Here are some that I love.

 Sources, from left to right:  Room and Board ;  One Kings Lane ;  One Kings Lane

Sources, from left to right: Room and Board; One Kings Lane; One Kings Lane

What can you display on an étagère?  The bigger question is, what do you like to look at every day?  For me, it would be a box that Nate Berkus gave me, a brass bird that reminds me of an old client, agate I bought at a town along Lake Superior, pottery made by an old friend, as well as framed photos and my favorite books.

A Fun Playroom

Last week Boston-based interior designer Erin Gates announced her forthcoming rug line with Momeni, and this light blue animal print is serving as the perfect inspiration for a fun play room, or even family room.

The double chaise sectional is inspired by this space, and I think it's probably the coziest seating arrangement there could be.

Make Something Wonderful and Put It Out There

Apple's keynote last week announced the groundbreaking 10th anniversary iPhone.  It was the first event at the new Steve Jobs Theater, and opened with these inspiring words from the theater's namesake.  
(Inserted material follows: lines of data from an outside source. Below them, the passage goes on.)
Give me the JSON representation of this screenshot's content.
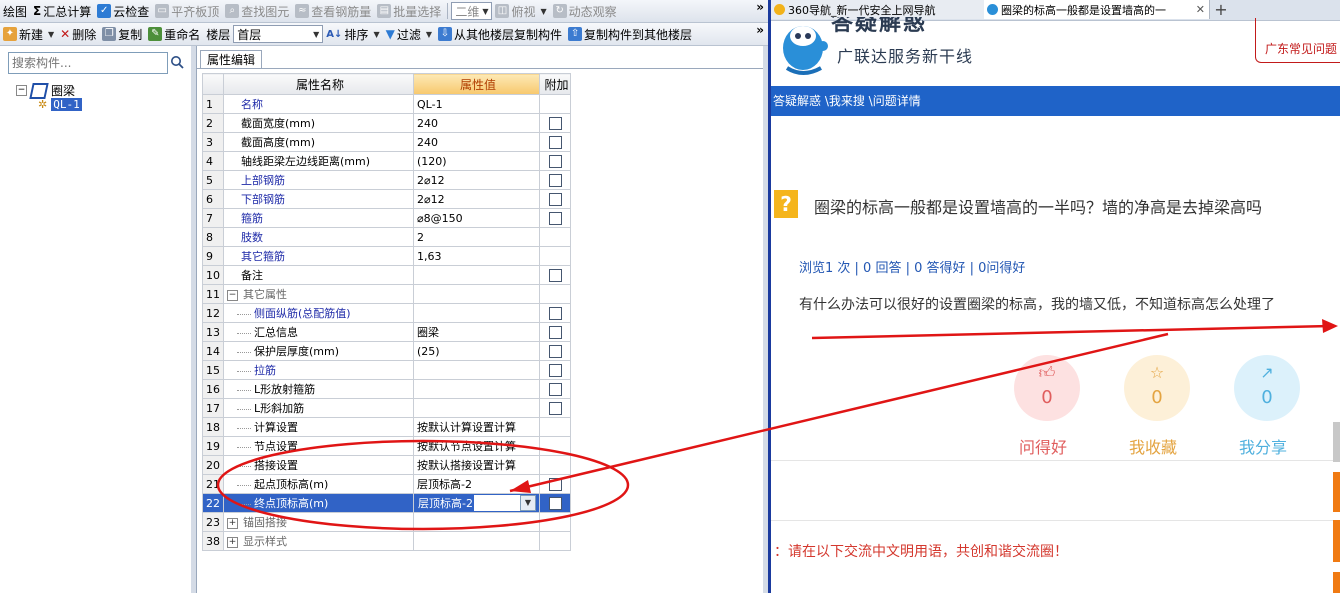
{
  "app": {
    "toolbar1": [
      {
        "label": "绘图",
        "icon": "draw-icon",
        "disabled": false
      },
      {
        "label": "汇总计算",
        "icon": "sigma-icon",
        "disabled": false
      },
      {
        "label": "云检查",
        "icon": "cloud-check-icon",
        "disabled": false
      },
      {
        "label": "平齐板顶",
        "icon": "flush-icon",
        "disabled": true
      },
      {
        "label": "查找图元",
        "icon": "find-icon",
        "disabled": true
      },
      {
        "label": "查看钢筋量",
        "icon": "rebar-icon",
        "disabled": true
      },
      {
        "label": "批量选择",
        "icon": "batch-icon",
        "disabled": true
      }
    ],
    "view_combo": "二维",
    "view_top": "俯视",
    "view_dynamic": "动态观察",
    "more": "»",
    "toolbar2": {
      "new_label": "新建",
      "delete_label": "删除",
      "copy_label": "复制",
      "rename_label": "重命名",
      "floor_label": "楼层",
      "floor_value": "首层",
      "sort_label": "排序",
      "filter_label": "过滤",
      "copy_from_label": "从其他楼层复制构件",
      "copy_to_label": "复制构件到其他楼层"
    },
    "search_placeholder": "搜索构件...",
    "tree": {
      "root": "圈梁",
      "child": "QL-1"
    },
    "grid_tab": "属性编辑",
    "grid": {
      "headers": [
        "属性名称",
        "属性值",
        "附加"
      ],
      "rows": [
        {
          "num": "1",
          "name": "名称",
          "value": "QL-1",
          "style": "blue",
          "check": false
        },
        {
          "num": "2",
          "name": "截面宽度(mm)",
          "value": "240",
          "style": "",
          "check": true
        },
        {
          "num": "3",
          "name": "截面高度(mm)",
          "value": "240",
          "style": "",
          "check": true
        },
        {
          "num": "4",
          "name": "轴线距梁左边线距离(mm)",
          "value": "(120)",
          "style": "",
          "check": true
        },
        {
          "num": "5",
          "name": "上部钢筋",
          "value": "2⌀12",
          "style": "blue",
          "check": true
        },
        {
          "num": "6",
          "name": "下部钢筋",
          "value": "2⌀12",
          "style": "blue",
          "check": true
        },
        {
          "num": "7",
          "name": "箍筋",
          "value": "⌀8@150",
          "style": "blue",
          "check": true
        },
        {
          "num": "8",
          "name": "肢数",
          "value": "2",
          "style": "blue",
          "check": false
        },
        {
          "num": "9",
          "name": "其它箍筋",
          "value": "1,63",
          "style": "blue",
          "check": false
        },
        {
          "num": "10",
          "name": "备注",
          "value": "",
          "style": "",
          "check": true
        },
        {
          "num": "11",
          "name": "其它属性",
          "value": "",
          "style": "group",
          "check": false
        },
        {
          "num": "12",
          "name": "侧面纵筋(总配筋值)",
          "value": "",
          "style": "blue-sub",
          "check": true
        },
        {
          "num": "13",
          "name": "汇总信息",
          "value": "圈梁",
          "style": "sub",
          "check": true
        },
        {
          "num": "14",
          "name": "保护层厚度(mm)",
          "value": "(25)",
          "style": "sub",
          "check": true
        },
        {
          "num": "15",
          "name": "拉筋",
          "value": "",
          "style": "blue-sub",
          "check": true
        },
        {
          "num": "16",
          "name": "L形放射箍筋",
          "value": "",
          "style": "sub",
          "check": true
        },
        {
          "num": "17",
          "name": "L形斜加筋",
          "value": "",
          "style": "sub",
          "check": true
        },
        {
          "num": "18",
          "name": "计算设置",
          "value": "按默认计算设置计算",
          "style": "sub",
          "check": false
        },
        {
          "num": "19",
          "name": "节点设置",
          "value": "按默认节点设置计算",
          "style": "sub",
          "check": false
        },
        {
          "num": "20",
          "name": "搭接设置",
          "value": "按默认搭接设置计算",
          "style": "sub",
          "check": false
        },
        {
          "num": "21",
          "name": "起点顶标高(m)",
          "value": "层顶标高-2",
          "style": "sub",
          "check": true
        },
        {
          "num": "22",
          "name": "终点顶标高(m)",
          "value": "层顶标高-2",
          "style": "selected",
          "check": true
        },
        {
          "num": "23",
          "name": "锚固搭接",
          "value": "",
          "style": "group-collapsed",
          "check": false
        },
        {
          "num": "38",
          "name": "显示样式",
          "value": "",
          "style": "group-collapsed",
          "check": false
        }
      ]
    }
  },
  "browser": {
    "tabs": [
      {
        "label": "360导航_新一代安全上网导航",
        "active": false
      },
      {
        "label": "圈梁的标高一般都是设置墙高的一",
        "active": true
      }
    ],
    "new_tab": "+",
    "brand_title": "答疑解惑",
    "brand_sub": "广联达服务新干线",
    "region_link": "广东常见问题",
    "breadcrumb": "答疑解惑 \\我来搜 \\问题详情",
    "question_mark": "?",
    "question_title": "圈梁的标高一般都是设置墙高的一半吗？墙的净高是去掉梁高吗",
    "stats": "浏览1 次 | 0 回答 | 0 答得好 | 0问得好",
    "body": "有什么办法可以很好的设置圈梁的标高，我的墙又低，不知道标高怎么处理了",
    "actions": [
      {
        "label": "问得好",
        "count": "0",
        "icon": "thumbs-up-icon",
        "color": "#e05d5d"
      },
      {
        "label": "我收藏",
        "count": "0",
        "icon": "star-icon",
        "color": "#e4a441"
      },
      {
        "label": "我分享",
        "count": "0",
        "icon": "share-icon",
        "color": "#4fb0de"
      }
    ],
    "notice": "：请在以下交流中文明用语，共创和谐交流圈！"
  },
  "annotation_color": "#e01515"
}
There’s lots of ways to be as a person, and some people express their deep appreciation in different ways. But one of the ways that I believe people express their appreciation to the rest of humanity is to make something wonderful and put it out there. And you never meet the people, you never shake their hands, you never hear their story or tell yours. But somehow in the act of making something with a great deal of care and love, something is transmitted there. And it’s a way of expressing to the rest of our species our deep appreciation. So we need to be true to who we are and remember what’s really important to us. That’s what going to keep Apple, Apple, is if we keep us, us.
— Steve Jobs

Again, this can be applied to so much more than technology.

Design Defined: Duchesse Brisée

What is a duchesse brisée?

It is a essentially a chaise lounge, divided -- usually into three parts (two chairs and an ottoman), though often as two pieces (a shorter chaise and a chair) or other variations as well.

Duchesse Brisee 1.png

It is an 18th century French furniture style that is often too traditional to use in spaces today -- in fact, I don't really come across modern manufacturers that make this -- but the puzzle piece aspect of it is certainly fun.  With the right fabric, finish, and room, it can work.

Bringing Order to Complexity

Apple is scheduled to announce its next iPhone, the 10th anniversary iPhone, later today.  In honor of that, some inspiring words from Apple's lead designer, Jony Ive, that can be applied to so much more than technology.

We have always thought of design as being so much more than just the way something looks.  It’s the whole thing, the way something actually works on so many different levels.  Ultimately, of course, design defines so much of our experience.
I think there is a profound and enduring beauty in simplicity, in clarity, in efficiency.  True simplicity is derived from so much more than just the absence of clutter and ornamentation.  It’s about bringing order to complexity.
— Jony Ive